T cell epitope peptides derived from proteolipid protein (PLP139-151) or myelin basic protein (MBP86-100) induce experimental autoimmune encephalomyelitis (EAE) in 'susceptible' strains of mice (e.g., SJL/J). In this study, we show that the encephalitogenic effect of these epitopes when injected subcutaneously in complete Freund's adjuvant was significantly enhanced if administered to the animal in a multimerized form as a T cell epitope oligomer (i.e., as multiple repeats of the peptide epitope, such as 16-mers). Oligomer-treated SJL/J mice developed EAE faster and showed a more severe progression of the disease than animals treated with peptide alone. In addition, haplotype-matched B10.S mice, 'resistant' to EAE induction by peptide, on injection of 16-mers developed a severe form of EAE. Even more striking, however, was the dramatic suppression of incidence and severity of the disease, seen after single intravenous injections of only 50 μg of the pLP139-151 16-mer, administered to SJL/J mice 7 d after the induction of the disease. Although relapse occurred at about day 45, an additional injection several days before that maintained the suppression. Importantly, the specific suppressive effect of oligomer treatment was also evident if EAE was induced with spinal cord homogenate instead of the single peptide antigen.

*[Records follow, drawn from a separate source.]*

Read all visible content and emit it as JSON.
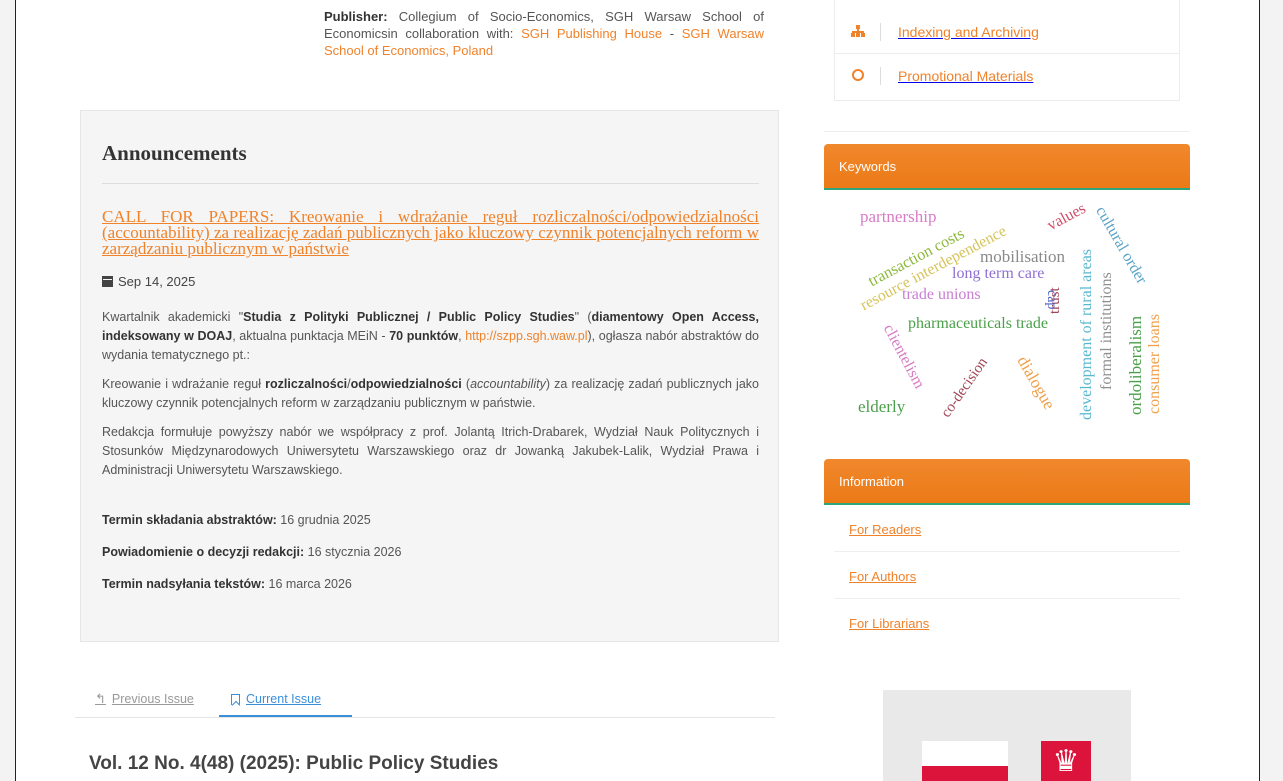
{
  "publisher": {
    "label": "Publisher:",
    "text": "Collegium of Socio-Economics, SGH Warsaw School of Economicsin collaboration with: ",
    "link1": "SGH Publishing House",
    "sep": " - ",
    "link2": "SGH Warsaw School of Economics, Poland"
  },
  "announcements": {
    "heading": "Announcements",
    "title": "CALL FOR PAPERS: Kreowanie i wdrażanie reguł rozliczalności/odpowiedzialności (accountability) za realizację zadań publicznych jako kluczowy czynnik potencjalnych reform w zarządzaniu publicznym w państwie",
    "date": "Sep 14, 2025",
    "p1": {
      "a": "Kwartalnik akademicki \"",
      "b": "Studia z Polityki Publicznej / Public Policy Studies",
      "c": "\" (",
      "d": "diamentowy Open Access, indeksowany w DOAJ",
      "e": ", aktualna punktacja MEiN - ",
      "f": "70 punktów",
      "g": ", ",
      "link": "http://szpp.sgh.waw.pl",
      "h": "), ogłasza nabór abstraktów do wydania tematycznego pt.:"
    },
    "p2": {
      "a": "Kreowanie i wdrażanie reguł ",
      "b": "rozliczalności",
      "c": "/",
      "d": "odpowiedzialności",
      "e": " (",
      "f": "accountability",
      "g": ") za realizację zadań publicznych jako kluczowy czynnik potencjalnych reform w zarządzaniu publicznym w państwie."
    },
    "p3": "Redakcja formułuje powyższy nabór we współpracy z prof. Jolantą Itrich-Drabarek, Wydział Nauk Politycznych i Stosunków Międzynarodowych Uniwersytetu Warszawskiego oraz dr Jowanką Jakubek-Lalik, Wydział Prawa i Administracji Uniwersytetu Warszawskiego.",
    "deadlines": [
      {
        "label": "Termin składania abstraktów:",
        "value": " 16 grudnia 2025"
      },
      {
        "label": "Powiadomienie o decyzji redakcji:",
        "value": " 16 stycznia 2026"
      },
      {
        "label": "Termin nadsyłania tekstów:",
        "value": " 16 marca 2026"
      }
    ]
  },
  "tabs": {
    "previous": "Previous Issue",
    "current": "Current Issue"
  },
  "issue_title": "Vol. 12 No. 4(48) (2025): Public Policy Studies",
  "sidebar": {
    "menu": [
      {
        "label": "Indexing and Archiving",
        "icon": "sitemap-icon"
      },
      {
        "label": "Promotional Materials",
        "icon": "circle-icon"
      }
    ],
    "keywords_title": "Keywords",
    "keywords": [
      "partnership",
      "transaction costs",
      "resource interdependence",
      "values",
      "cultural order",
      "mobilisation",
      "long term care",
      "trade unions",
      "trust",
      "cap",
      "development of rural areas",
      "formal institutions",
      "ordoliberalism",
      "consumer loans",
      "pharmaceuticals trade",
      "clientelism",
      "co-decision",
      "dialogue",
      "elderly"
    ],
    "information_title": "Information",
    "information": [
      "For Readers",
      "For Authors",
      "For Librarians"
    ]
  },
  "colors": {
    "accent": "#f0822a",
    "link_blue": "#3b8fd9",
    "header_border": "#2ea57a"
  }
}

By contrast, the PLP139-151 peptide accelerated rather than retarded the progression of disease.
- Experimental autoimmune encephalomyelitis
- High zone tolerance
ASJC Scopus subject areas
- Immunology and Allergy